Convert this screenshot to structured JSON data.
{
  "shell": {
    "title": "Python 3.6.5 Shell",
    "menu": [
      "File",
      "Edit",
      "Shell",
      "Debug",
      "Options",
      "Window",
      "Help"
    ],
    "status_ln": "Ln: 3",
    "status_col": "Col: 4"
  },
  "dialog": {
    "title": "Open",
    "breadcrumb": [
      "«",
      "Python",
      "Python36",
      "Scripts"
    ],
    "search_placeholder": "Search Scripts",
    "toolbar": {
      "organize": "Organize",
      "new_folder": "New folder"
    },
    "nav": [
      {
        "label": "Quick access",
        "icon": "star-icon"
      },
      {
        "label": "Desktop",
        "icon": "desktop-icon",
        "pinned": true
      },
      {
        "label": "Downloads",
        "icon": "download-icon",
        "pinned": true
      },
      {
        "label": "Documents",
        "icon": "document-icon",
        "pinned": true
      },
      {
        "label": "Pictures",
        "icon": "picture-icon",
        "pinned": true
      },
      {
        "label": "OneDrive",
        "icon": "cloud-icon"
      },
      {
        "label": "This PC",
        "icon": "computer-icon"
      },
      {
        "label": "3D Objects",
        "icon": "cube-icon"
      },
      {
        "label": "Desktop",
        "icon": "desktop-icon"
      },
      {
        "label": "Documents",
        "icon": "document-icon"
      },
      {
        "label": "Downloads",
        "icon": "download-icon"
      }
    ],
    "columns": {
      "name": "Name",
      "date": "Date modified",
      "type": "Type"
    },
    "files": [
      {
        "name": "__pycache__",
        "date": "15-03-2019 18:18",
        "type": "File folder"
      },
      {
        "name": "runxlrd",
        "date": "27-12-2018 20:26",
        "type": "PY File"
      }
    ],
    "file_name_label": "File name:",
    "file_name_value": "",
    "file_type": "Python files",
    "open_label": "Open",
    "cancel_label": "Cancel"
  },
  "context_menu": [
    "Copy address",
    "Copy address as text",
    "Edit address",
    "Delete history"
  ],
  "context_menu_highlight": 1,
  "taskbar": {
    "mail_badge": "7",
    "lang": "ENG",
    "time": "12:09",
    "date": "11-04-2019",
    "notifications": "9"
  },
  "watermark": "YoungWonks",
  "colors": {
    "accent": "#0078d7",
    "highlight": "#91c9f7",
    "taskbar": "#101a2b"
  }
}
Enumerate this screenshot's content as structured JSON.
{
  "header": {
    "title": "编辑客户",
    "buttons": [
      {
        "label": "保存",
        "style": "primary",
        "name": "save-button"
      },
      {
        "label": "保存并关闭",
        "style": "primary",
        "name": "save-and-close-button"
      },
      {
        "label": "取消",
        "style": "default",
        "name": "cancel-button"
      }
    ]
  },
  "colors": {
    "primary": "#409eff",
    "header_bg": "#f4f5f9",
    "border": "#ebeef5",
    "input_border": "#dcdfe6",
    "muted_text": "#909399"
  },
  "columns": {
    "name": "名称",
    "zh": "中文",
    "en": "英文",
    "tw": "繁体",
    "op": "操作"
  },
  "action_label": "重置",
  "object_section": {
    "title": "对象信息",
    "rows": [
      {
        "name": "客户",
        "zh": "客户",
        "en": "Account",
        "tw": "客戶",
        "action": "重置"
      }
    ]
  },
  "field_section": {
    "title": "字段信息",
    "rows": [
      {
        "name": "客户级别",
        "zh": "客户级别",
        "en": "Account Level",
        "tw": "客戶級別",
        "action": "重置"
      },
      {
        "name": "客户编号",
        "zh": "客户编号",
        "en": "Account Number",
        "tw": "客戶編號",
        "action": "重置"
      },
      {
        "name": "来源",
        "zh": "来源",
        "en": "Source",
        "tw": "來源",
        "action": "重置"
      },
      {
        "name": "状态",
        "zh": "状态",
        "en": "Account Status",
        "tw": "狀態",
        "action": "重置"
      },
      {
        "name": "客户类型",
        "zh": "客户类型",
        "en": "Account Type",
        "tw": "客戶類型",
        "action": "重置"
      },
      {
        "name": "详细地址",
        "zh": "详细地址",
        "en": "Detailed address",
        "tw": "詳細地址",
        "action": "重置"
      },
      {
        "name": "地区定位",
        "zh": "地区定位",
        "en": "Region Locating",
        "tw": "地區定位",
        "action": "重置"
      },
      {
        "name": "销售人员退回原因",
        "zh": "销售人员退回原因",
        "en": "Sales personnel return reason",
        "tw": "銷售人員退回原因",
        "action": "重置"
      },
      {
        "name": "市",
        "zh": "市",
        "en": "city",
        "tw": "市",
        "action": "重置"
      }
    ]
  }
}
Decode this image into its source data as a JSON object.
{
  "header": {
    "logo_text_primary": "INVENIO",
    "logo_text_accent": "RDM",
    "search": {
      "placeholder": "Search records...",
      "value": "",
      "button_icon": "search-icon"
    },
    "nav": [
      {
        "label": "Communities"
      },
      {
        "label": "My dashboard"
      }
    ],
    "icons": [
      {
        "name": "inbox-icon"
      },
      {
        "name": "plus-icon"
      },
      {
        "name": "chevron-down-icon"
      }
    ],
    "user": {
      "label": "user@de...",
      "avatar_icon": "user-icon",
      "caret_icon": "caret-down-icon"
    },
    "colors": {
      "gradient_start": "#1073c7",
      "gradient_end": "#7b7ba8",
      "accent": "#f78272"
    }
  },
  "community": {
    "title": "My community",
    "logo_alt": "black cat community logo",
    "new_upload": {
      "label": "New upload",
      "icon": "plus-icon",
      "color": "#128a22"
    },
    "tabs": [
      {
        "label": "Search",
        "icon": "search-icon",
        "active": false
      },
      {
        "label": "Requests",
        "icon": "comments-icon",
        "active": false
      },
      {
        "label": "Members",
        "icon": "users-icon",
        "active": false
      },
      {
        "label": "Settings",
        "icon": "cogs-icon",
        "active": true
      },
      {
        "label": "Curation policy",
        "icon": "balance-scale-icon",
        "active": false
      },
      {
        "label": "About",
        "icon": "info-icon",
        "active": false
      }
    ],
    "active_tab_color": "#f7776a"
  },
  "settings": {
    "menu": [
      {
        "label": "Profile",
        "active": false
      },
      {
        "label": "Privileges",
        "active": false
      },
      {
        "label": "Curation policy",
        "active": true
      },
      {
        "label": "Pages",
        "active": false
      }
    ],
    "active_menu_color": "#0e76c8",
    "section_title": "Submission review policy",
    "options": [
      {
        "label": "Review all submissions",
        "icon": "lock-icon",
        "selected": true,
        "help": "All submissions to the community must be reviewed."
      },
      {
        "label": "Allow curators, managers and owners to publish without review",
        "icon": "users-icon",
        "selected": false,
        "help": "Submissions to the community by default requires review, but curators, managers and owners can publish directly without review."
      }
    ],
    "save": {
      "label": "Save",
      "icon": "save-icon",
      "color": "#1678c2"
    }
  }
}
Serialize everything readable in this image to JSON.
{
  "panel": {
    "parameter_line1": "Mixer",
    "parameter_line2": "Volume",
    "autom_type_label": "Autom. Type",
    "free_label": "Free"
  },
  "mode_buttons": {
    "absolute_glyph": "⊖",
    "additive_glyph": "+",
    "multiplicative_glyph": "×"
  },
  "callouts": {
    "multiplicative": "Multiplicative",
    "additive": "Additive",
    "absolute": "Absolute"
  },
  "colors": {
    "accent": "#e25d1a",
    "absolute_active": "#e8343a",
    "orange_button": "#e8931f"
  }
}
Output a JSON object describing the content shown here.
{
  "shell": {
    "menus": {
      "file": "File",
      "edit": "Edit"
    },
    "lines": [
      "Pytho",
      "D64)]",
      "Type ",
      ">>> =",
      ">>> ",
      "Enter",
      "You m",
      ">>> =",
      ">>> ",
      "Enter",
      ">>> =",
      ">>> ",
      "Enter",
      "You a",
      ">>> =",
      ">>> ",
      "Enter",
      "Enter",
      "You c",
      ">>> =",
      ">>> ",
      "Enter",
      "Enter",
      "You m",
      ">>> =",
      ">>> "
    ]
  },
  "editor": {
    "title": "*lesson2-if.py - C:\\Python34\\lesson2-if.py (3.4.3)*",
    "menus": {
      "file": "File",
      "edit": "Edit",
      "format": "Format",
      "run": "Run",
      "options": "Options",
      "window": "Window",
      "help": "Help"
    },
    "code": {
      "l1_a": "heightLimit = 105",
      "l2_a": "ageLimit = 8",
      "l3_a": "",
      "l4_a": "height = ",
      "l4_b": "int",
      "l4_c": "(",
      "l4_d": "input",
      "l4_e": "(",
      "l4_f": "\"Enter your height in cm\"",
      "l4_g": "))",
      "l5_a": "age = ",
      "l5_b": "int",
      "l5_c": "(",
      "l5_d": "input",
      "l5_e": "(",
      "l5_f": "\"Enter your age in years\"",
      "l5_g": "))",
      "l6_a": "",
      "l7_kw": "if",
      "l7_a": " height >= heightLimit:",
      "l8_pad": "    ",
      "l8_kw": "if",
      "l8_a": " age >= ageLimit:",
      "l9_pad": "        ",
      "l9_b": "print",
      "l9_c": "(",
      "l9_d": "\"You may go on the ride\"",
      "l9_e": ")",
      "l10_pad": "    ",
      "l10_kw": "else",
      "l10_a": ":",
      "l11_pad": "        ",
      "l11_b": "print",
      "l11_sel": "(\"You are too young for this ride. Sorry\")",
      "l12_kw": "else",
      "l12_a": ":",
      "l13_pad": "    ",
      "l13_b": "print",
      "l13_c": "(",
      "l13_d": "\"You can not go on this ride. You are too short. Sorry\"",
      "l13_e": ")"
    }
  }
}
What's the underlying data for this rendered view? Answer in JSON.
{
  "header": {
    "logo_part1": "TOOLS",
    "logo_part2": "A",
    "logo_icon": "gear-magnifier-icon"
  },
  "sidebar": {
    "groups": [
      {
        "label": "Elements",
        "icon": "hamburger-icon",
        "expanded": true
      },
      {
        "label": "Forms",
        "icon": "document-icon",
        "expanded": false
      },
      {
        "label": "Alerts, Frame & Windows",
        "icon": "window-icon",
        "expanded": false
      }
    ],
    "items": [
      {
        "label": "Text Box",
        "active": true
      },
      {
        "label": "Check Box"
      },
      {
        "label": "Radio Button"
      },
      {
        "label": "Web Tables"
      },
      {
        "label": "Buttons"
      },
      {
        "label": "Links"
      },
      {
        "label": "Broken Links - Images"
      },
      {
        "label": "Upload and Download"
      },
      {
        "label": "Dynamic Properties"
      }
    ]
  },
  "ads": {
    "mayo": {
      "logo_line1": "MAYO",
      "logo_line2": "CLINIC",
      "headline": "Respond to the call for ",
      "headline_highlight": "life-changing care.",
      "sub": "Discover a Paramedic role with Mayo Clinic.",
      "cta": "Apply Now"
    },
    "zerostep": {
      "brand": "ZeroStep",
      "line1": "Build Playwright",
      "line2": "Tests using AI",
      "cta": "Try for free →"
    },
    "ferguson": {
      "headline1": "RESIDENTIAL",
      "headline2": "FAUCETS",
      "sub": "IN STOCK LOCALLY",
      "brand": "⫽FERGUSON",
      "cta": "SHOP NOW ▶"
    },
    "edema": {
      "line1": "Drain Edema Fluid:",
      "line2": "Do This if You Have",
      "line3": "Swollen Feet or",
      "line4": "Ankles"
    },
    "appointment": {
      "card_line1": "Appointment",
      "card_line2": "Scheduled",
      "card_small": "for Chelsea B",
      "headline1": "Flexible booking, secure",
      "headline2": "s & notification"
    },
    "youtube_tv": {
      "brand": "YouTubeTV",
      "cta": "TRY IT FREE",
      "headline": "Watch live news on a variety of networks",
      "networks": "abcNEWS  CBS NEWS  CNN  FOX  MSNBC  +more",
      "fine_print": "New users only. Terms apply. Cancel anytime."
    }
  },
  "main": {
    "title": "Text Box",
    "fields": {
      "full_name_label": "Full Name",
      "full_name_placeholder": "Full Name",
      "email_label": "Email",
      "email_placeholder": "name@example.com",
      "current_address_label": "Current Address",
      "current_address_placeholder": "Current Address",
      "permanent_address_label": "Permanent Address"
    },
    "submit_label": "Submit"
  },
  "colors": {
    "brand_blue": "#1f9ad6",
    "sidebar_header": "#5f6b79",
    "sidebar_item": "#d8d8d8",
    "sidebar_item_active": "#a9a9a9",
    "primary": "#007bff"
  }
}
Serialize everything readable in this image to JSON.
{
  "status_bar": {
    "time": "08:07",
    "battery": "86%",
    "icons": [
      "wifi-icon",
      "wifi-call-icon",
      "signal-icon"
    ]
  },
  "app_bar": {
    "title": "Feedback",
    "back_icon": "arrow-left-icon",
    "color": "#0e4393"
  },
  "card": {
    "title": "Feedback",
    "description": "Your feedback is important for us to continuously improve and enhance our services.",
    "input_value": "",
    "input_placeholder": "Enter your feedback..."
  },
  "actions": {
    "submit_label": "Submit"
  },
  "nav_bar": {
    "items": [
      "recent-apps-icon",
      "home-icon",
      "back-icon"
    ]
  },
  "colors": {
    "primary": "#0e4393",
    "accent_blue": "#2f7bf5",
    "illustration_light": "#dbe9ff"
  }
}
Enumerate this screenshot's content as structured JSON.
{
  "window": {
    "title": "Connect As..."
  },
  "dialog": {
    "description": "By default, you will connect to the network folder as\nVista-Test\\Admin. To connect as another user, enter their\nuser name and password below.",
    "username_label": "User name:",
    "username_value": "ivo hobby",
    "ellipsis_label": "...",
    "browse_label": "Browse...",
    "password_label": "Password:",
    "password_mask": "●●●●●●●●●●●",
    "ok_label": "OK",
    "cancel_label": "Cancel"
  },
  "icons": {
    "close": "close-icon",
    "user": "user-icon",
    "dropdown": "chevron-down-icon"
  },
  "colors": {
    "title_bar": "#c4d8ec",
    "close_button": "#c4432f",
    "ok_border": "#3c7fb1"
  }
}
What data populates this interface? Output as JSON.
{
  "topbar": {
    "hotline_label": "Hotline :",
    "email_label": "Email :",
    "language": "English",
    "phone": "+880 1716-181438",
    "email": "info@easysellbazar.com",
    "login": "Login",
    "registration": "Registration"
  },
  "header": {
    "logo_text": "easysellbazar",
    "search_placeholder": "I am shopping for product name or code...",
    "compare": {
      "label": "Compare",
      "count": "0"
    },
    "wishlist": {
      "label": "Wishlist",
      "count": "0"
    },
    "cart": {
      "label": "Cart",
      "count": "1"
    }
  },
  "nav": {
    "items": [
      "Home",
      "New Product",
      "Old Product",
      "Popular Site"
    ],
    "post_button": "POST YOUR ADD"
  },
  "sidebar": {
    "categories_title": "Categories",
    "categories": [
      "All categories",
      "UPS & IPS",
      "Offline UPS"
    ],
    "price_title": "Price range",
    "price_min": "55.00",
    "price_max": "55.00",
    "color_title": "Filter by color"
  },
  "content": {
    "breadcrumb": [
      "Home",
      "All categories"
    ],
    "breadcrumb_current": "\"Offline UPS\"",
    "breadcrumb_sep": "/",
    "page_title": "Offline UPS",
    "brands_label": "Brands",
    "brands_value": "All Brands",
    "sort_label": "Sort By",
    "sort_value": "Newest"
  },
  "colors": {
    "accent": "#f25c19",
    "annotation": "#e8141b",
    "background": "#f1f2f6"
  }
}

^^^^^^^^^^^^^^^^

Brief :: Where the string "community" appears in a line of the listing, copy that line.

Written response ::
  "community": {
    "title": "My community",
    "logo_alt": "black cat community logo",
        "help": "All submissions to the community must be reviewed."
        "help": "Submissions to the community by default requires review, but curators, managers and owners can publish directly without review."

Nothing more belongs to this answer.